Understanding workshops

model: Ryan Leigh

As a photographer, I have certain goals that I am trying to reach.  Some deal with levels of technical skill I am trying to reach, others are more abstract aiming to improve on emotional impact, creative ingenuity, or connective communication. When it comes to improving oneself as a photographer many people turn to workshop participation. I am no exception.  This past weekend I attended  a workshop intended to aid and train photographers who wish to gain some experience with beach photography. Now as many of you know, I HATE beach photography. In case you didn’t know, I really, really, HATE beach photography.  Why? Well beach photography, like any other niche photography is by definition nothing more than a portrait taken using niche item or location. Sounds simple right? However if you look at the average beach portrait it normally amounts the one of two types of images. One, a family dressed like they should be at a family picnic siting on the beach looking very proper or two, people on the beach living out their Sport Illustrated Bathing Suit issue fantasies and failing   miserably.  It’s not that their aren’t people out there who go beyond and do something different, it’s that when people think about beach photography unless they are really into landscapes this is what they think of. This is what is shared, this is what is taught, and for many photographers that is what is REPLICATED.  Please don’t misunderstand, the only part I honestly take issue with is the replication part and only because most photographers don’t take their work past that point. I feel that the loss of vision is a stagnating force that moves back and forth from photographers to the viewers of their work and back again in some sickening cycle.  Previously, when this conversion had come up, regardless of whether or not they agreed with me, I would always get asked the same question; If you don’t like the workshops, why go? For me the answer is simple, I will not reject an educational experience based on my idea of what they may be teaching. Education is education and in most cases this education is free. That means for the cost of the time and gas needed for the travel I have the opportunity to expand my current knowledge of anything. That is worth much more to me than the annoyance of teaching models to do something that doesn’t revolve around rolling on the beach and reliving famous magazine cover looks or mermaid fantasies.
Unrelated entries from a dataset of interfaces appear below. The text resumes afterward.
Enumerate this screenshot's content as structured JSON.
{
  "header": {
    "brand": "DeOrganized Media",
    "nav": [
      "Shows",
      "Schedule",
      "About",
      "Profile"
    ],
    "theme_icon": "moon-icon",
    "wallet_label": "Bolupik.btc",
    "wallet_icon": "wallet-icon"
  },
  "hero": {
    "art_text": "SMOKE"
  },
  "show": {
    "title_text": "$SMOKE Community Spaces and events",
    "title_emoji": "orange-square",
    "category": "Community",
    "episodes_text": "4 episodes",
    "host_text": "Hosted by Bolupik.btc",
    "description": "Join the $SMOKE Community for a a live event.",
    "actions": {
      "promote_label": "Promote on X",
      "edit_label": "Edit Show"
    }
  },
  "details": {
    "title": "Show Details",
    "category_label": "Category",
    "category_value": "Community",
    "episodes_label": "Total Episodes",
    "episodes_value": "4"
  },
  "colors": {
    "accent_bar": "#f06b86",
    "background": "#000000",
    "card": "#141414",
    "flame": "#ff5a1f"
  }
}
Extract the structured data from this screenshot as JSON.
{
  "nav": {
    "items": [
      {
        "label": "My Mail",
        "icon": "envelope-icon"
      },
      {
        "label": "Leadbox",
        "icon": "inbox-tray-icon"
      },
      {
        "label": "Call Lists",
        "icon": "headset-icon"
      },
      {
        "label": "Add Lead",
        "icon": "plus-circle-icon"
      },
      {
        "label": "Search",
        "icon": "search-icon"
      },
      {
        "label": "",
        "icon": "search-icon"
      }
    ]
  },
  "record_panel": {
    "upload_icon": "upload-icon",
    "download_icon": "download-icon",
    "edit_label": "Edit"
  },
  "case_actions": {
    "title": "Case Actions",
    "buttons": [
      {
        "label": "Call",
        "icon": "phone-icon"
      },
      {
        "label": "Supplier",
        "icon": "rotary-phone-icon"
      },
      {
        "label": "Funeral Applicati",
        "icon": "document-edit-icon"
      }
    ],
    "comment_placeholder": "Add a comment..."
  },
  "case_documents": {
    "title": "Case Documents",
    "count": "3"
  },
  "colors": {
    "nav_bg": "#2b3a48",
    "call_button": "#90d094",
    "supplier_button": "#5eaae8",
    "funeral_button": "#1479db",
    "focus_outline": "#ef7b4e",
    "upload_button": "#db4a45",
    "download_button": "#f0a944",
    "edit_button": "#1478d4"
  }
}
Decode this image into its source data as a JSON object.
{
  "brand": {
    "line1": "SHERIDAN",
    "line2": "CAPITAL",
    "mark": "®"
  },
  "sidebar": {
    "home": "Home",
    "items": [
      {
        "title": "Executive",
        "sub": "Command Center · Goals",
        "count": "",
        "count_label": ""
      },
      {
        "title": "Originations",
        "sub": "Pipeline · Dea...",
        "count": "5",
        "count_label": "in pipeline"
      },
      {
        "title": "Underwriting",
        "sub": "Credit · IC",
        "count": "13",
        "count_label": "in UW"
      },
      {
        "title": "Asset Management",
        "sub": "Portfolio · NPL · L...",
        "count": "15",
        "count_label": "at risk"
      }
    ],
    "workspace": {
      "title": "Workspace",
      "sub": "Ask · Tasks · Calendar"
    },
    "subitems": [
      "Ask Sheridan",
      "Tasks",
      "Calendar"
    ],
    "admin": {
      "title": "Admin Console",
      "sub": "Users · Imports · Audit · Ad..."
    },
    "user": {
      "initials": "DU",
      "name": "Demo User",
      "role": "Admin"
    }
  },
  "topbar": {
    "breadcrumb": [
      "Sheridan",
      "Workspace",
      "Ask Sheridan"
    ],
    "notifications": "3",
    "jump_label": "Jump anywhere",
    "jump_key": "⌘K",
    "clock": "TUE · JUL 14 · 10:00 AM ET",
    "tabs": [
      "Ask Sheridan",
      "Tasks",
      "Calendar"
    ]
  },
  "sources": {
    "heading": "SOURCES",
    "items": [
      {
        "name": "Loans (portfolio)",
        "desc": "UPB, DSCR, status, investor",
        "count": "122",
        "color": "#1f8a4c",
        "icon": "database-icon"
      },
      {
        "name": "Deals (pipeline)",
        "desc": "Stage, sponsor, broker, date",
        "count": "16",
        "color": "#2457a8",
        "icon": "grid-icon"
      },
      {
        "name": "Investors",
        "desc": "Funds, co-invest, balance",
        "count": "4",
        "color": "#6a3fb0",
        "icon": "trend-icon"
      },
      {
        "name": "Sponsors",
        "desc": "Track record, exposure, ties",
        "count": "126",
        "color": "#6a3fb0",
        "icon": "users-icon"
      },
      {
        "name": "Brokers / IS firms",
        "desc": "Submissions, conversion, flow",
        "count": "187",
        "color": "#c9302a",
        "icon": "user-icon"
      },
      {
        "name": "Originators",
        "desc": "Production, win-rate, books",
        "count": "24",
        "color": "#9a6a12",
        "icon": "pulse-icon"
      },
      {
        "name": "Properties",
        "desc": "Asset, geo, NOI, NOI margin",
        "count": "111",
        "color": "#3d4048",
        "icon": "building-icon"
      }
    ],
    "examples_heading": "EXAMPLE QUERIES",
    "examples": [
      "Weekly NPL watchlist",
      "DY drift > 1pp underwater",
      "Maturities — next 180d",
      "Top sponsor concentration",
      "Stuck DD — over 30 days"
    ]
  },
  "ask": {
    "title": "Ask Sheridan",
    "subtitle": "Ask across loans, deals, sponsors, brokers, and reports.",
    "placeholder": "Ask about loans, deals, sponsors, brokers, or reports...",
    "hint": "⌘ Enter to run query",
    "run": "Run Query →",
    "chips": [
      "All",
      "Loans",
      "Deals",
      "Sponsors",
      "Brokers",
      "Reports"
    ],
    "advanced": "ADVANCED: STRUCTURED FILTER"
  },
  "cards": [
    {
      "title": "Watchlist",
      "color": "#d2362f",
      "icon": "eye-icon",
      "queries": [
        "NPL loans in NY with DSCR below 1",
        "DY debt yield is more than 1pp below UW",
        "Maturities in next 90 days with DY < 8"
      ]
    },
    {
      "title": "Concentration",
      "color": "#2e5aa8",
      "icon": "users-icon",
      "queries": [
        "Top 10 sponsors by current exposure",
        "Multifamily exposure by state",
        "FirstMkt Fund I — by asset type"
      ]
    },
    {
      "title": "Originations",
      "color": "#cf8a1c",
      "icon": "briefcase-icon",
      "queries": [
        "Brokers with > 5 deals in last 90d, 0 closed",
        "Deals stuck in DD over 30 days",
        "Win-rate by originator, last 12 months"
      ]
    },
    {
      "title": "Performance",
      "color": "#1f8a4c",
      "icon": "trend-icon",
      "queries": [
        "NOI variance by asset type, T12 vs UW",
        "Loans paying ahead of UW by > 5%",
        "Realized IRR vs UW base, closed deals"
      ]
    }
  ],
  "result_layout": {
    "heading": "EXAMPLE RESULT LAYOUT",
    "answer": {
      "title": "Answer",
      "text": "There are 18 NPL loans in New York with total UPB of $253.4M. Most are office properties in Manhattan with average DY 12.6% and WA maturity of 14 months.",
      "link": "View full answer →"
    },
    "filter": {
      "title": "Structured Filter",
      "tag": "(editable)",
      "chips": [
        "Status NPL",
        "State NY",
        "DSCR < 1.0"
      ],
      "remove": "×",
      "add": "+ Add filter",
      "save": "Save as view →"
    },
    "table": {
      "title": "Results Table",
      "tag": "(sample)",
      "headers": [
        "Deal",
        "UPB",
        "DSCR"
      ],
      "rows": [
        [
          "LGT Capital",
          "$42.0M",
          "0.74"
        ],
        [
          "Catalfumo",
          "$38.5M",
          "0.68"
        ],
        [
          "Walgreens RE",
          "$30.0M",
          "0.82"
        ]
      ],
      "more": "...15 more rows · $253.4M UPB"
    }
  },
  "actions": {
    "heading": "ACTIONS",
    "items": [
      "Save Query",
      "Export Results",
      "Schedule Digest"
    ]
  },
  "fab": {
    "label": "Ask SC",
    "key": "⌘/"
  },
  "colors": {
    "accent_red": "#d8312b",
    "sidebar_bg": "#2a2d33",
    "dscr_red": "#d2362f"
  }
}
Besides all that, I do love meeting the people. I love talking with the photographers and models, learning about them and then using that knowledge to enhance myself and my own vision. I feel that regardless of my own skill level or theirs, the day I stop taking the time to learn and grow from life experiences is the day I die. So, when I go to these events, I go hoping it won’t be more of the same. I know that in some capacity it will be but I try not to let it bother me. Instead, I use those opportunities to revisit old ideas and refine them. Every once in a while I’ll even be surprised by the chance to break out and do something closer to my aesthetic. This past weekend I got to have a little bit of both.  The image above is reflective of what I try to stay away from. The model was doing as she was asked while working with at least 8-10 other photographers. I was standing at her side and in a quick glance to me I captured this image. At that moment I was the only photographer at this angle but it didn’t take long before people remembered that they should shift and my spot quickly got monopolized. It was no big deal for me though. I waited until others were done and then I shot something slightly different with her, but those images are intended for other posts.

Until then,